We rolled in that night at about 01:30 because the match was reduced to penalties after a long 90 minutes and extra time. It’s safe to say that I fell asleep straight away, and was looking forward to a nice lie-in.
My last day, but definitely one of the most relaxed days I’ve ever had. We lazily ate breakfast til late morning and after getting dressed, found our way to the Neanderthal Museum near Düsseldorf. The museum is based in the Neanderthal Valley, close to the site where the first recognised Neanderthal was found. It’s crammed full of information about people past and present, how we used to live, how that differs now, and how we eventually evolved into who we are now.
Learning about Neanderthal people is very hungry work, so we found a restaurant for something to eat, called Postillon. It was one of the strangest restaurants I’ve been in, down to the fact it was advertised as Spanish, located in an oldy-worldy pub and served schnitzel alongside tapas. Lisa and I ordered schnitzel each, and I have never seen a meal so big in my whole life. It looked like three persons worth of food, and luckily for Lisa’s boyfriend, I couldn’t eat it all, and he had it for his dinner later on.
After dinner, we took the time to stroll around Mettmann, a very sweet little town before it was time for me to go to the airport and fly back to Leeds.
I love Germany, and my understanding of the language is a lot better than I thought it would be, which was a relief.

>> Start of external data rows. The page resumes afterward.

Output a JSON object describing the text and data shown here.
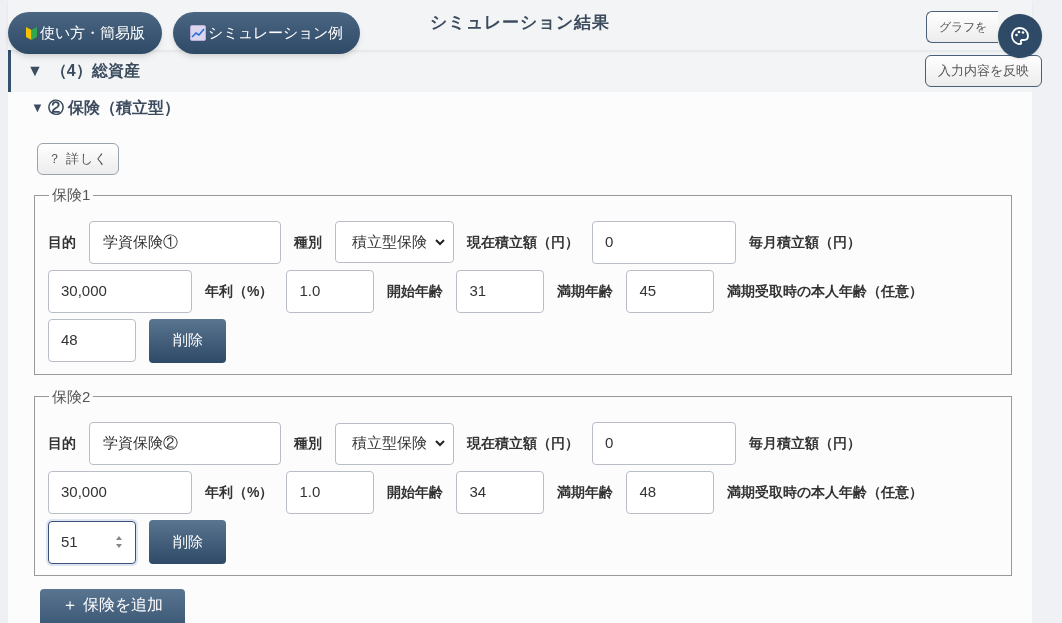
{
  "header": {
    "title": "シミュレーション結果",
    "pills": [
      {
        "kind": "beginner",
        "label": "使い方・簡易版"
      },
      {
        "kind": "chart",
        "label": "シミュレーション例"
      }
    ],
    "graph_button": "グラフを"
  },
  "section": {
    "toggle": "▼",
    "title": "（4）総資産",
    "apply_button": "入力内容を反映"
  },
  "subsection": {
    "toggle": "▼",
    "title": "② 保険（積立型）",
    "detail_button": "？ 詳しく"
  },
  "policies": [
    {
      "legend": "保険1",
      "delete_label": "削除",
      "items": [
        {
          "kind": "label",
          "text": "目的"
        },
        {
          "kind": "text",
          "value": "学資保険①",
          "focused": false
        },
        {
          "kind": "label",
          "text": "種別"
        },
        {
          "kind": "select",
          "value": "積立型保険",
          "focused": false
        },
        {
          "kind": "label",
          "text": "現在積立額（円）"
        },
        {
          "kind": "amount",
          "value": "0",
          "focused": false
        },
        {
          "kind": "label",
          "text": "毎月積立額（円）"
        },
        {
          "kind": "amount",
          "value": "30,000",
          "focused": false
        },
        {
          "kind": "label",
          "text": "年利（%）"
        },
        {
          "kind": "number",
          "value": "1.0",
          "focused": false
        },
        {
          "kind": "label",
          "text": "開始年齢"
        },
        {
          "kind": "number",
          "value": "31",
          "focused": false
        },
        {
          "kind": "label",
          "text": "満期年齢"
        },
        {
          "kind": "number",
          "value": "45",
          "focused": false
        },
        {
          "kind": "label",
          "text": "満期受取時の本人年齢（任意）"
        },
        {
          "kind": "number",
          "value": "48",
          "focused": false
        }
      ]
    },
    {
      "legend": "保険2",
      "delete_label": "削除",
      "items": [
        {
          "kind": "label",
          "text": "目的"
        },
        {
          "kind": "text",
          "value": "学資保険②",
          "focused": false
        },
        {
          "kind": "label",
          "text": "種別"
        },
        {
          "kind": "select",
          "value": "積立型保険",
          "focused": false
        },
        {
          "kind": "label",
          "text": "現在積立額（円）"
        },
        {
          "kind": "amount",
          "value": "0",
          "focused": false
        },
        {
          "kind": "label",
          "text": "毎月積立額（円）"
        },
        {
          "kind": "amount",
          "value": "30,000",
          "focused": false
        },
        {
          "kind": "label",
          "text": "年利（%）"
        },
        {
          "kind": "number",
          "value": "1.0",
          "focused": false
        },
        {
          "kind": "label",
          "text": "開始年齢"
        },
        {
          "kind": "number",
          "value": "34",
          "focused": false
        },
        {
          "kind": "label",
          "text": "満期年齢"
        },
        {
          "kind": "number",
          "value": "48",
          "focused": false
        },
        {
          "kind": "label",
          "text": "満期受取時の本人年齢（任意）"
        },
        {
          "kind": "number",
          "value": "51",
          "focused": true
        }
      ]
    }
  ],
  "add_button": "＋ 保険を追加"
}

The beauty of visiting your friend in another country is that you get to see the places that normal tourists don’t necessarily see, and you learn an awful lot more about the place than you would from a tour guide.
I definitely won’t leave it 5 years until my next visit, unless Brexit does anything to stop me…